Philippa Cheetham, MD: Obviously, patients are concerned about outcomes and survival, and whether they’re going to be cured or not cured. Do you think it’s fair to say that, regardless of cure, we can guarantee a patient that they don’t need to be in pain and that they don’t need to be suffering with nausea and overwhelming side effects of the disease? Have we gotten to a point, now in palliative care, where we can deal with the symptoms that have a huge impact on patient quality of life, not just life expectancy?
Sara F. Martin, MD: Yes. It’s fair to say that for most patients, or all patients, we should be able to guarantee that you’re not going to have severe, uncontrollable pain. That doesn’t mean that you might not have aches and pains. We should be able to guarantee that you’re not constantly nauseated and constantly vomiting. Those are things that we should be able to guarantee for all patients at this point in medical care.

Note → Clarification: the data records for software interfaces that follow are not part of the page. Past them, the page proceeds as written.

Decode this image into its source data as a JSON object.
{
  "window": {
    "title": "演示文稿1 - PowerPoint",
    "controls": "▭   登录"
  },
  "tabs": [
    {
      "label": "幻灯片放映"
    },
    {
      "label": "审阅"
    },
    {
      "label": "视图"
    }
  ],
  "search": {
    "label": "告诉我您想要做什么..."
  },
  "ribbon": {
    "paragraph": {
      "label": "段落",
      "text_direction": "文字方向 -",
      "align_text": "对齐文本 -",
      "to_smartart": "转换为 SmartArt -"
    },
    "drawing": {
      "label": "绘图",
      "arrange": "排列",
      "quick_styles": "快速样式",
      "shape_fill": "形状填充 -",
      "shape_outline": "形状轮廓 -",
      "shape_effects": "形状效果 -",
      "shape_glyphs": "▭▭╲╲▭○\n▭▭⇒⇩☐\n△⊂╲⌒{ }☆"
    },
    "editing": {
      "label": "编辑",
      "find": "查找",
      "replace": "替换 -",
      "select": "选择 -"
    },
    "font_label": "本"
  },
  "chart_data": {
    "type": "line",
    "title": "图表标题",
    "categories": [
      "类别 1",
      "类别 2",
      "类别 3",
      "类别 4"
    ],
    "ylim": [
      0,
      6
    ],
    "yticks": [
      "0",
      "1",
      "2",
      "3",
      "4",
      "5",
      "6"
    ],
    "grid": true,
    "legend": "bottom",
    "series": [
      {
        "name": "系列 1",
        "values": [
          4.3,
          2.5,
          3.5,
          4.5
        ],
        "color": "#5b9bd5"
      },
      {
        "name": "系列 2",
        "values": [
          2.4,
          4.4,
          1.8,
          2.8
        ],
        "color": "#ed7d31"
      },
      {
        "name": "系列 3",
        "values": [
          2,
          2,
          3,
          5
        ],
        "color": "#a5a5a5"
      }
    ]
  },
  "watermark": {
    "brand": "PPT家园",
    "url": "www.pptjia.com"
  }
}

Philippa Cheetham, MD: And where do you see the future of all these treatment armamentariums? Do you think that we still have a long way to go with lung cancer management?
Sara F. Martin, MD: In terms of symptoms for patients?
Philippa Cheetham, MD: Yes.
Sara F. Martin, MD: I think there will always be new symptoms. The immunotherapies are a great new treatment option. But they have a whole different set of symptoms that patients can develop that we didn’t see with more traditional chemotherapy. So, I think as newer agents come on the market, we’ll be faced with newer symptoms or things to manage from that treatment. It’s really about learning what those are and, then, how to manage them.
Philippa Cheetham, MD: Dr. Osmundson, we know that with the excessive use of antibiotics, there’s now a whole generation of superbugs that have morphed into being able to survive in an environment where they have developed antibiotic resistance. We’re having to develop more and more drugs to deal with that. Do you think that cancer is going to beat all of us? Do you think we’re going to start seeing more aggressive forms that may evolve into being resistant to immunotherapies? The more we throw at these tumor cells, are they likely to potentially evolve into becoming resistant where we’re just kind of chasing it further and further down the line? Or, is this all cyber talk?
Evan C. Osmundson, MD, PhD: I certainly think that with respect to any individual patient’s tumor, it’s a microevolutionary process. You challenge it with different therapies. There will be a subset of cells that will be resistant. I should say that they may or may not be resistant. So, certainly, that’s going to happen based on the kinetics of the tumor. In the long-term, though, I do think that there’s hope for potentially curing stage IV patients. I think we’ve seen it in other diseases. In particular, like head and neck cancer, for example, stage IV patients can potentially be cured. We see it in hodgkins lymphoma. In patients who are technically stage IV, we have cure ability rates greater than 90%. So, I just think that we need more research and more time. Ultimately, with the right teams and the right minds, we’ll be able to enact more cures.
Philippa Cheetham, MD: Well, maybe within a few years, the drug companies will have invented a lung cancer vaccine that we can give to all of our patients. But, in the meantime, thank you so much for all of the work that you do in taking care of patients and educating everyone who is tuning into CURE Connections® today. Thank you so much.
Transcript Edited for Clarity